The Founding Fathers of our country, upon the adoption of the Constitution, believed in the need for what is now called The Bill of Rights in order to prevent the abuse of power by the Federal Government. Here we are looking only three of these Amendments; the second, the ninth and the tenth Amendments. It was a belief widely held by the Founding Fathers that the several States were Sovereign States and that, in joining together in a Republic named The United States of America, they were not surrendering their sovereignty. Rather they were joining together as sovereign states ceding those rights specifically named in the Constitution to the Federal Government in order to more efficiently provide for the common defense and certain other common needs enumerated within the Constitution.
There was little change during the 18th and the first half of the 19th centuries. It was not until slavery became an issue greatly dividing the peoples and the States of the United States, that States Rights became an issue. The great divide preceding the War Between the States was both moral and economic and the war was fought primarily on the question of whether or not the Sovereign States had the right to leave the Union.
An income tax was passed during the Civil War (The Revenue Act of 1861) which was repealed ten years later.

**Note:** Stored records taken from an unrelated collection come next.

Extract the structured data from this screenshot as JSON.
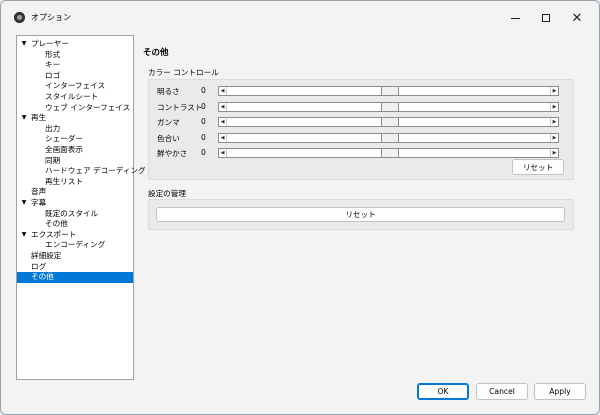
{
  "window": {
    "title": "オプション"
  },
  "tree": {
    "items": [
      {
        "label": "プレーヤー",
        "level": 0,
        "expanded": true
      },
      {
        "label": "形式",
        "level": 1
      },
      {
        "label": "キー",
        "level": 1
      },
      {
        "label": "ロゴ",
        "level": 1
      },
      {
        "label": "インターフェイス",
        "level": 1
      },
      {
        "label": "スタイルシート",
        "level": 1
      },
      {
        "label": "ウェブ インターフェイス",
        "level": 1
      },
      {
        "label": "再生",
        "level": 0,
        "expanded": true
      },
      {
        "label": "出力",
        "level": 1
      },
      {
        "label": "シェーダー",
        "level": 1
      },
      {
        "label": "全画面表示",
        "level": 1
      },
      {
        "label": "同期",
        "level": 1
      },
      {
        "label": "ハードウェア デコーディング",
        "level": 1
      },
      {
        "label": "再生リスト",
        "level": 1
      },
      {
        "label": "音声",
        "level": 0
      },
      {
        "label": "字幕",
        "level": 0,
        "expanded": true
      },
      {
        "label": "既定のスタイル",
        "level": 1
      },
      {
        "label": "その他",
        "level": 1
      },
      {
        "label": "エクスポート",
        "level": 0,
        "expanded": true
      },
      {
        "label": "エンコーディング",
        "level": 1
      },
      {
        "label": "詳細設定",
        "level": 0
      },
      {
        "label": "ログ",
        "level": 0
      },
      {
        "label": "その他",
        "level": 0,
        "selected": true
      }
    ]
  },
  "panel": {
    "title": "その他",
    "color_control": {
      "label": "カラー コントロール",
      "sliders": [
        {
          "label": "明るさ",
          "value": "0",
          "level": 0.5
        },
        {
          "label": "コントラスト",
          "value": "0",
          "level": 0.5
        },
        {
          "label": "ガンマ",
          "value": "0",
          "level": 0.5
        },
        {
          "label": "色合い",
          "value": "0",
          "level": 0.5
        },
        {
          "label": "鮮やかさ",
          "value": "0",
          "level": 0.5
        }
      ],
      "reset_label": "リセット"
    },
    "settings_management": {
      "label": "設定の管理",
      "reset_label": "リセット"
    }
  },
  "footer": {
    "ok_label": "OK",
    "cancel_label": "Cancel",
    "apply_label": "Apply"
  }
}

This was the first, but by no means the last, effort of the Federal Government to apply an income tax upon all of the citizens of the several States.
With the passage in 1909 of the 16th Amendment established the right of the Federal Government to tax in this manner. It is only now, in the 21st century, that an attempt to replace the income tax with a consumption tax (The Fair Tax) that the power of the Federal Government and its’ representatives to direct the Sovereign States is being challenged. More on this later.
The 20th century saw little change until the Labor Relations Act of 1937 and the Child Labor Law established the Federal Government’s power to regulate interstate commerce. The New Deal leading up to WWII began the growth of Federal Power which was greatly extended during the war. The second half of the 20th century saw the Kennedy Minimum Wage Law extending Federal Power even further. The growth of Federal Power has continued to grow ever since.
But, it is only in the 21st Century that Federal Power has grown to alarming rates. The advent of 9/11 and the resulting War on Terror and the Patriot Act have caused, perhaps by necessity, the American people to surrender more of our rights than ever before. And the subsequent Administration has begun an unprecedented expansion of Federal Control over the American (notice the American Economy - no longer the economies of the Several States) Economy to ever greater lengths.
We will discuss in this series of articles, the effects of these trends on the United States as a whole, the State of Georgia and ourselves as not only Georgians but residents of North Georgia.
We will also look at the actions already taken by several States and actions contemplated by a number of other States, including Georgia, regarding the Sovereignty of the State.
And, finally, we will look at at least four possible paths we might take to the future and what each might look like in years to come.
Readers: This will be a series of articles. We will start during Colonial Days, carry on through the 18th and 19th Centuries, spend a good bit of time on the 20th Century and culminate with the present day and potential future paths.
and its’ impact on the Country and Georgia
- Historic Origins
- Federalization in the 18th and 19 Centuries
- The 20th Century and the Growth of Central Power
- The Second Half
- The 21st Century
- Is This What We Really Want?
- The Present Day and States Rights Declarations
- Which Path Will We Ultimately Take?
- Tenth Amendment Sovereignty (Most Desirable)
- Secession (New Confederacy)
- Complete Federalization (Least Desirable)
- A Middle Ground (A Possible Compromise?)
The first post will be the Overview of the entire Series. The second will cover Historic Origins and Federalization in the 18th and 19th Centuries. Both will be posted today. The next posting, the 20th Century, will be, hopefully, completed by December 1st.